_EXERCISE DETAILS_: Looking through the entries, count each line where the string "Students" occurs, and write only the total.

*** Opening DATA EXCERPTS ***

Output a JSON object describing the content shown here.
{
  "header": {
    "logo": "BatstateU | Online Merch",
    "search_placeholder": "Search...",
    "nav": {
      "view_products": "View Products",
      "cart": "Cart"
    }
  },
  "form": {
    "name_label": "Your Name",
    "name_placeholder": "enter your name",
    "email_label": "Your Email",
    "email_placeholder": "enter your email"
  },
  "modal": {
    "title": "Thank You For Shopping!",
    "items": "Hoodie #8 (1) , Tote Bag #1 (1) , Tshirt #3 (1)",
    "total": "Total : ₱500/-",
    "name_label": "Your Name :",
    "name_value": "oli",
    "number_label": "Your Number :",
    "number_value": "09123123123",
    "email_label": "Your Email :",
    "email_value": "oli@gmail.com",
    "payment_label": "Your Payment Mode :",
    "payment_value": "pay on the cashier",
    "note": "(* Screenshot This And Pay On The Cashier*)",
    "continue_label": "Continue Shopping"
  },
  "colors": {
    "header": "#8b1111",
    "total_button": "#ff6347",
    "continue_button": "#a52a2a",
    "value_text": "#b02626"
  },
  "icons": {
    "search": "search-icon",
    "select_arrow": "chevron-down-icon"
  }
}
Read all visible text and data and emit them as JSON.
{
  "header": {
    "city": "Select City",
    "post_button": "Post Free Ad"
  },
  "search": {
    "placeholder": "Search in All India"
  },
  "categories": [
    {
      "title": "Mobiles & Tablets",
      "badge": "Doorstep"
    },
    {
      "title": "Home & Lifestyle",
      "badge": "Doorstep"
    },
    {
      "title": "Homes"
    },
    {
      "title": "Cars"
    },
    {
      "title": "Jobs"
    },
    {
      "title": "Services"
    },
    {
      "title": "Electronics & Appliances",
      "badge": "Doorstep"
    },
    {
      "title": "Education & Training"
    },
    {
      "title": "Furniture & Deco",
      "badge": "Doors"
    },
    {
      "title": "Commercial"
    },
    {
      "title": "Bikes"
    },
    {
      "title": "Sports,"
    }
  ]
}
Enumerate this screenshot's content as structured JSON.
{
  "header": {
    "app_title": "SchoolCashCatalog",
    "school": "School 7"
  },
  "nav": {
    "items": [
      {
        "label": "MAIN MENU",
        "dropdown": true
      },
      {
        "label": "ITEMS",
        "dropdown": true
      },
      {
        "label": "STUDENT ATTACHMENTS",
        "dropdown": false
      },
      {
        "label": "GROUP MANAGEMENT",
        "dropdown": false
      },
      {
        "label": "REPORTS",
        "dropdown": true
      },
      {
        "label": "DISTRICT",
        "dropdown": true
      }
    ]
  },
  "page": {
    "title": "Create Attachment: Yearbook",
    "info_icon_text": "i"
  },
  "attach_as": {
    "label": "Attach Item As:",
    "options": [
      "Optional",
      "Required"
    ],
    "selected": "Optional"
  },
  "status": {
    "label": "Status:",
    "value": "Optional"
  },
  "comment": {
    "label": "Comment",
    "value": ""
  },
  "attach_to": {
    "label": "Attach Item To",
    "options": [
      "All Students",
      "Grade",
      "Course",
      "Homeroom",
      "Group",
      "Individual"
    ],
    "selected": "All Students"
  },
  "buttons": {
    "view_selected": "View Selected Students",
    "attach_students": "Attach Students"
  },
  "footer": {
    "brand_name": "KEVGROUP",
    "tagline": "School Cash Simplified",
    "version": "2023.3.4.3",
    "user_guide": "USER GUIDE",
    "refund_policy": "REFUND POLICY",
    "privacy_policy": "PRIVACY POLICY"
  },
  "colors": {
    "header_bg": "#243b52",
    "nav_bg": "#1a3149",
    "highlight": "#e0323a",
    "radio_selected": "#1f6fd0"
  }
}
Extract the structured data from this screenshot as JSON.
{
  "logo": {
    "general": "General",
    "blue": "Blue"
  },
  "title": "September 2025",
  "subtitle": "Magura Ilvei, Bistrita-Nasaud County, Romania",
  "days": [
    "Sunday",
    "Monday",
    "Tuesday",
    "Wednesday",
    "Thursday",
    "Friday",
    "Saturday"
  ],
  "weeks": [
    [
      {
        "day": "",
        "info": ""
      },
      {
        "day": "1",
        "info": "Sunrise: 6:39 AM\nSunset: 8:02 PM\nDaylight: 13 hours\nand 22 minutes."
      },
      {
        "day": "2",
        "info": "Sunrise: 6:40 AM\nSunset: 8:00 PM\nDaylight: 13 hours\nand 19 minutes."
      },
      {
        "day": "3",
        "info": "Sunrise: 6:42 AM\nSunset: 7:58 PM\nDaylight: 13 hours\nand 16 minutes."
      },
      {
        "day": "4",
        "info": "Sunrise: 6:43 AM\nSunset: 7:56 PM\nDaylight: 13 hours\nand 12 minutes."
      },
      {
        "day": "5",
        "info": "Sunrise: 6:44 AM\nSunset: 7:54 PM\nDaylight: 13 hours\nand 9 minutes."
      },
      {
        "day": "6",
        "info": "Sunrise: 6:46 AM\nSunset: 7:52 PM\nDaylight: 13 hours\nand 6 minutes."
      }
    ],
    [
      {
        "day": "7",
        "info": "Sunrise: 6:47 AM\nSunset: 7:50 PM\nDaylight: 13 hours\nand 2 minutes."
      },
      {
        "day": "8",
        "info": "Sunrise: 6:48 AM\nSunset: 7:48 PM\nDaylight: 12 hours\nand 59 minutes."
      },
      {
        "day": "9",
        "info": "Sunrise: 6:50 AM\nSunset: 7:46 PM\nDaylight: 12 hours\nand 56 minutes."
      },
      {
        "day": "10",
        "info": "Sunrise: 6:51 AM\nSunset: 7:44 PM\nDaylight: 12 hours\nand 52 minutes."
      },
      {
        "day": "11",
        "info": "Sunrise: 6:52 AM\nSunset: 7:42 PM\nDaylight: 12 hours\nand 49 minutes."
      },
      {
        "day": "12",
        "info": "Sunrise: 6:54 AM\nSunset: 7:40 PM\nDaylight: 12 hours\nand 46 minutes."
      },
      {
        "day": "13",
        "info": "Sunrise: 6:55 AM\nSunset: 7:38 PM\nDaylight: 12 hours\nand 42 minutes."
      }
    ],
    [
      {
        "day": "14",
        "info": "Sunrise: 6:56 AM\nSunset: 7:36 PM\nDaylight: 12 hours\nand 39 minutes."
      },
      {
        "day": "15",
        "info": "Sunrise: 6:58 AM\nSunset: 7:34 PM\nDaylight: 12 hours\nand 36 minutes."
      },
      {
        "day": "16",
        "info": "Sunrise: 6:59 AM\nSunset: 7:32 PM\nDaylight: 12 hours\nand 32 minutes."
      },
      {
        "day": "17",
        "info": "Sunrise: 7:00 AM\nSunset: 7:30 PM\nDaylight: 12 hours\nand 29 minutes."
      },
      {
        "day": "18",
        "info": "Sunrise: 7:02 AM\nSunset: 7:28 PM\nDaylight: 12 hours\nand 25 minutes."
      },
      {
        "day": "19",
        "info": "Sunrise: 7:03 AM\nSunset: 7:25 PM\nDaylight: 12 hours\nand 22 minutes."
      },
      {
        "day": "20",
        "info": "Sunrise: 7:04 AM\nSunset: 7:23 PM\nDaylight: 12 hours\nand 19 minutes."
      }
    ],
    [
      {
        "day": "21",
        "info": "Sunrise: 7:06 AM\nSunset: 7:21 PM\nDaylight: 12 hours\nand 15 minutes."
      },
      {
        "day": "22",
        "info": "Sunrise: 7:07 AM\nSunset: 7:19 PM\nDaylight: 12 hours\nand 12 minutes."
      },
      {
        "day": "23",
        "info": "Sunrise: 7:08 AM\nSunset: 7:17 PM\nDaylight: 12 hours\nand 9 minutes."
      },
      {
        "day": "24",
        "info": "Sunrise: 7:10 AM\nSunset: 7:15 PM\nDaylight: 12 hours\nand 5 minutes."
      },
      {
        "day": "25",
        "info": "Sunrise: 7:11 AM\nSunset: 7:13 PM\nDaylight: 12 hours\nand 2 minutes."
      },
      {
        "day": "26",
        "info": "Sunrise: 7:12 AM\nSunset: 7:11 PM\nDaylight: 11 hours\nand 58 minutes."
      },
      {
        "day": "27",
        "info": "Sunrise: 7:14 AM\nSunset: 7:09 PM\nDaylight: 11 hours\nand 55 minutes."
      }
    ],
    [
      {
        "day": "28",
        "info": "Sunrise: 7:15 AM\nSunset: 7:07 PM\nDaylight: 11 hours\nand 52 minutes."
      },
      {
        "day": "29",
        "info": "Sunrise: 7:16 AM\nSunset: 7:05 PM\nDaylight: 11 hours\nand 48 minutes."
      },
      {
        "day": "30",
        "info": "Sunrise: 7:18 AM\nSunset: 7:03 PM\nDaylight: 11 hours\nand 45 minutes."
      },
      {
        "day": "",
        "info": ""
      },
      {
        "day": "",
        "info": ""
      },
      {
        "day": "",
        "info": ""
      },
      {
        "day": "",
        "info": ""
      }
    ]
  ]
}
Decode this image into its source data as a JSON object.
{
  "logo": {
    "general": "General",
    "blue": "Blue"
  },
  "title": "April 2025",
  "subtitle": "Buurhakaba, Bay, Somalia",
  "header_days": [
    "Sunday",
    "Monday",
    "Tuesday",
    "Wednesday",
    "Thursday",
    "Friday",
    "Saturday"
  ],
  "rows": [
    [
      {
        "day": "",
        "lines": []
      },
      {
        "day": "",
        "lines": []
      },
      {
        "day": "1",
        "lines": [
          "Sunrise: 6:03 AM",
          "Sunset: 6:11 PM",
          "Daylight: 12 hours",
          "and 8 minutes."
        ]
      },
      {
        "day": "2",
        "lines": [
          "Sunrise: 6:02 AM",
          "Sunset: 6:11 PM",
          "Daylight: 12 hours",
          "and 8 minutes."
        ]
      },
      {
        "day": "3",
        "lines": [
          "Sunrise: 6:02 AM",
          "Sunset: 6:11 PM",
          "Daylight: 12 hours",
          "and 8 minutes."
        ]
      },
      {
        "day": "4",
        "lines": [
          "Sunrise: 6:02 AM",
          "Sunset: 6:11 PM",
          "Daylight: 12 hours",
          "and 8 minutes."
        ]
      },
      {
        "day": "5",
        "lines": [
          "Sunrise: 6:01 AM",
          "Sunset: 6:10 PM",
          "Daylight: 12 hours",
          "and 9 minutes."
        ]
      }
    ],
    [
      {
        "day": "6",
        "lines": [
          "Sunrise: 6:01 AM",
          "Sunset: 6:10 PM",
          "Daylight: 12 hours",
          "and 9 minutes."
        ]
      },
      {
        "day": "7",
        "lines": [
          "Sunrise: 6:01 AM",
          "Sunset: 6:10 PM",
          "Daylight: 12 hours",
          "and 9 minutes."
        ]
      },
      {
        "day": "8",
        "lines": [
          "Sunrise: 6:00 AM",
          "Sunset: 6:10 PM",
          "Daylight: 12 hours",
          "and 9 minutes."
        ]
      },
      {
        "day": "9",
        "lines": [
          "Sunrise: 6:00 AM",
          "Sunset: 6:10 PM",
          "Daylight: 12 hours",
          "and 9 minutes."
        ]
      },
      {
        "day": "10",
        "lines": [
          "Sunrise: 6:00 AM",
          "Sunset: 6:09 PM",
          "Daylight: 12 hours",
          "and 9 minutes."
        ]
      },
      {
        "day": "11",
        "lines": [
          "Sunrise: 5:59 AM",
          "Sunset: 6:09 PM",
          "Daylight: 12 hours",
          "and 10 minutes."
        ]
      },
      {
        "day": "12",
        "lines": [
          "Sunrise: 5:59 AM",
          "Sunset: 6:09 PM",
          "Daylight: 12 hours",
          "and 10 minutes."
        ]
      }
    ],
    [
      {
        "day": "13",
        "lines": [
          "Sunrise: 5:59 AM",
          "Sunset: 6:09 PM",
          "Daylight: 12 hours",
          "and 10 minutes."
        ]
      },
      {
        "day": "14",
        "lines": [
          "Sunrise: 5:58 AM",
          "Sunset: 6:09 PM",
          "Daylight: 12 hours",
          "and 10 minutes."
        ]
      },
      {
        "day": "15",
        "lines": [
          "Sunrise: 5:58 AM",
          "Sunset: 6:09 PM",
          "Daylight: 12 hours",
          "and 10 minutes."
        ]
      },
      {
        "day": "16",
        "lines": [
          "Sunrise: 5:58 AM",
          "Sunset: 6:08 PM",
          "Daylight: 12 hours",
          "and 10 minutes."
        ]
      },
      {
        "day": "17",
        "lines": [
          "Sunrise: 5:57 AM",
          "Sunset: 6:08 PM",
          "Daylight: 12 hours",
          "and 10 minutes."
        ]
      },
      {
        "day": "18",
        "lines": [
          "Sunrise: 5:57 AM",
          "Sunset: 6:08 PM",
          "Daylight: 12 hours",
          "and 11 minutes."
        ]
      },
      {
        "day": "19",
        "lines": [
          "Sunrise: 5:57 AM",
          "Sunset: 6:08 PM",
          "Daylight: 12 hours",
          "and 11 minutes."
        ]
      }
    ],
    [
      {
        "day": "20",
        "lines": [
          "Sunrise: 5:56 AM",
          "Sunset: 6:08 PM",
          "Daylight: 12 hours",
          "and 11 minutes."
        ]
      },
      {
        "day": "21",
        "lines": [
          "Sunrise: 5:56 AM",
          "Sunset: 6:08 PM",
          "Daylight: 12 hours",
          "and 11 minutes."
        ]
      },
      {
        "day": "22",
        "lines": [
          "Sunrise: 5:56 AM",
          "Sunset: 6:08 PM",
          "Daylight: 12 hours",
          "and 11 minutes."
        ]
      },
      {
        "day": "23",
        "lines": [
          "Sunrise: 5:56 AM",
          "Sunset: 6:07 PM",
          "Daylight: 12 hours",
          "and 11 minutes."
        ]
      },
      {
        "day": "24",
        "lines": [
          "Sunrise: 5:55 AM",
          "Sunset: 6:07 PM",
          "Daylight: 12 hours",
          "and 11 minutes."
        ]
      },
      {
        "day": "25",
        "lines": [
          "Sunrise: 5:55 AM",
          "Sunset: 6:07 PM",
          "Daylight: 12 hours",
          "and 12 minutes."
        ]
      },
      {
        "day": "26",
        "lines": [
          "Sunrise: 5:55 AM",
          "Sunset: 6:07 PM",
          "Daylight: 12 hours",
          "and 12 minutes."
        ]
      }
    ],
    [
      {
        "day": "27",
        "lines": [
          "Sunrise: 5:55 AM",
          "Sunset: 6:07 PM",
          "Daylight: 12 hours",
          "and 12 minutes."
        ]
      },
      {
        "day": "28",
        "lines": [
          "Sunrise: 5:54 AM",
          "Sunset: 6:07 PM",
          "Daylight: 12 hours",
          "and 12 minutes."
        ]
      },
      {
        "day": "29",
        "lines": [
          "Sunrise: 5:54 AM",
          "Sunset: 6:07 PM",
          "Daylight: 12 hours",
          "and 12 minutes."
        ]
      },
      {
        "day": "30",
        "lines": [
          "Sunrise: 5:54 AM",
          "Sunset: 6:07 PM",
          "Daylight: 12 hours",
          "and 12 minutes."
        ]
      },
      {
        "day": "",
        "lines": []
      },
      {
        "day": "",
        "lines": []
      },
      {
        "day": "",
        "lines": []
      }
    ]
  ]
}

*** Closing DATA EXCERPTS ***

_TASK SOLUTION_: 4